Root update package installation on disconnected environmentsWe recommend that systems that are running Windows client or server SKUs in disconnected environments (for example, where the automatic root update mechanism does not work because connectivity to Microsoft Update is not available) should install the root update package. The root update package will install on Windows Vista and Windows 7 as a workaround in disconnected environments. However, we do not recommend that systems that have network connectivity to Microsoft Update install the root update package, because the automatic root update mechanism will work for them.
You can use Group Policy to distribute root certificates to a group of servers in a disconnected environment. Instructions on how to install root certificates by using Group Policy are available at the following websites:
Windows Server 2003: http://technet.microsoft.com/en-us/library/cc738131(WS.10).aspx
Windows Server 2008: http://technet.microsoft.com/en-us/library/cc772491.aspx

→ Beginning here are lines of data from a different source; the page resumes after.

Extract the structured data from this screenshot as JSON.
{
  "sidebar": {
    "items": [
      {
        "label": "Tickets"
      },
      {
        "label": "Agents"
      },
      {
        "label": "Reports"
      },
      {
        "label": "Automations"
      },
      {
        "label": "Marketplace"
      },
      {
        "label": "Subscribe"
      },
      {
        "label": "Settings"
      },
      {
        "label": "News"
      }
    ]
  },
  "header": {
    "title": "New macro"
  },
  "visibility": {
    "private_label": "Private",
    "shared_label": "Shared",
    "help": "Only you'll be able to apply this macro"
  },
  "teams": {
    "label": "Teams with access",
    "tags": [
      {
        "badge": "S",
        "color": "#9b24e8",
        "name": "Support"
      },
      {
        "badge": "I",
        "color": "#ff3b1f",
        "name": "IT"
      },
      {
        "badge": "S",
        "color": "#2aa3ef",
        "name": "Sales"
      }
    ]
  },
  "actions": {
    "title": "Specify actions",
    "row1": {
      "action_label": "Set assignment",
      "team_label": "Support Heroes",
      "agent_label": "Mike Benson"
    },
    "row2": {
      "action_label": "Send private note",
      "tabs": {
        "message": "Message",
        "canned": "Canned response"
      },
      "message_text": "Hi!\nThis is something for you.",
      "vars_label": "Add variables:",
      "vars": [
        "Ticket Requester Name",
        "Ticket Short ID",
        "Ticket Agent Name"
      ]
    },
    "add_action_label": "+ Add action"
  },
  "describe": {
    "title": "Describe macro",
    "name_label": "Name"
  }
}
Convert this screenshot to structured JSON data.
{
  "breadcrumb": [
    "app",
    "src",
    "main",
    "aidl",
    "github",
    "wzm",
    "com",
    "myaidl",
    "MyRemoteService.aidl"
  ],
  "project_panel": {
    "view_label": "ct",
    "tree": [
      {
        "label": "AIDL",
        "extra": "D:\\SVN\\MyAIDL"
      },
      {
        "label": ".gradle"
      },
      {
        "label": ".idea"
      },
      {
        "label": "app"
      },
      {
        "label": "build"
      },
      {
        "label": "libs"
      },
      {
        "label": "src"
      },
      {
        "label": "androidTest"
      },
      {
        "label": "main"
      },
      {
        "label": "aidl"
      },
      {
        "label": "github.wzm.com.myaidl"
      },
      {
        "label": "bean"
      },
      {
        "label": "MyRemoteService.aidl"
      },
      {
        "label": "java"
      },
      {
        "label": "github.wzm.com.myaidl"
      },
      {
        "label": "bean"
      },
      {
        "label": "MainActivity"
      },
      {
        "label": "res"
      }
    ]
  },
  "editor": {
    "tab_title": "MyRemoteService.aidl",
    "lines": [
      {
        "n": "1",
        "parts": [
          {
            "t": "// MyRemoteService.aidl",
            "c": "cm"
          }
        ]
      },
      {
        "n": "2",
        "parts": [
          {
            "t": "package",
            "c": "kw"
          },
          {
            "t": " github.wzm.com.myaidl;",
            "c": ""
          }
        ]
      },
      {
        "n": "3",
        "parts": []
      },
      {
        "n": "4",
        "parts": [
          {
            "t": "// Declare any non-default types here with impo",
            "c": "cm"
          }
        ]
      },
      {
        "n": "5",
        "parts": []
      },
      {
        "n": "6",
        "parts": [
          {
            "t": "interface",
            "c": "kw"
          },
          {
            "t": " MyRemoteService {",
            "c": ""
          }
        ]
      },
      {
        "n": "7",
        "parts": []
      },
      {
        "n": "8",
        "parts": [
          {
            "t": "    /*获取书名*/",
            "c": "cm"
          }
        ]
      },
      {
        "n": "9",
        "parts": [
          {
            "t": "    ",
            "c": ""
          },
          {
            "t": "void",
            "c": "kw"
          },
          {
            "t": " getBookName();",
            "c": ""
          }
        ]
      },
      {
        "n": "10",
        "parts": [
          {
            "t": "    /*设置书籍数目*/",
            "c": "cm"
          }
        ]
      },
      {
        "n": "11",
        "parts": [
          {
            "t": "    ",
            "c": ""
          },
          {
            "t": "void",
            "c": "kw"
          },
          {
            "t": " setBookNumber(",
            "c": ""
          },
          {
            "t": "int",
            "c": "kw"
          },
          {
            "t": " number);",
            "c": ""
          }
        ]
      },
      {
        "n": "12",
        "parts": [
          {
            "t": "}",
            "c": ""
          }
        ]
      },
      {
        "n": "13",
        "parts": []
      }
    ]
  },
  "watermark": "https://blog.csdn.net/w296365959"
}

Windows Vista includes a set of trusted third-party root certificates in the Crypt32.dll resource file so that these certificates can be used as a fallback when connectivity to Windows Update is not available. When auto root update is triggered, it tries to download the trusted third-party root certificate from the network. In an offline environment, network retrieval fails, and CAPI checks the resources in Crypt32.dll for the root certificate. If the root is present, it is used and installed in the root store. Windows 7 has similar behavior.
If auto root update is disabled, no attempt to retrieve the root is made. Therefore, the roots are not installed. Be aware that the resources in Crypt32.dll include only those certificates that were present in the root program at a time before the OS release. Any root certificates that were added later are not present in the resource, and such certificates are available only through the root-update package.
The third-party products that this article discusses are manufactured by companies that are independent of Microsoft. Microsoft makes no warranty, implied or otherwise, about the performance or reliability of these products.
Article ID: 931125 - Last Review: May 14, 2013 - Revision: 15.0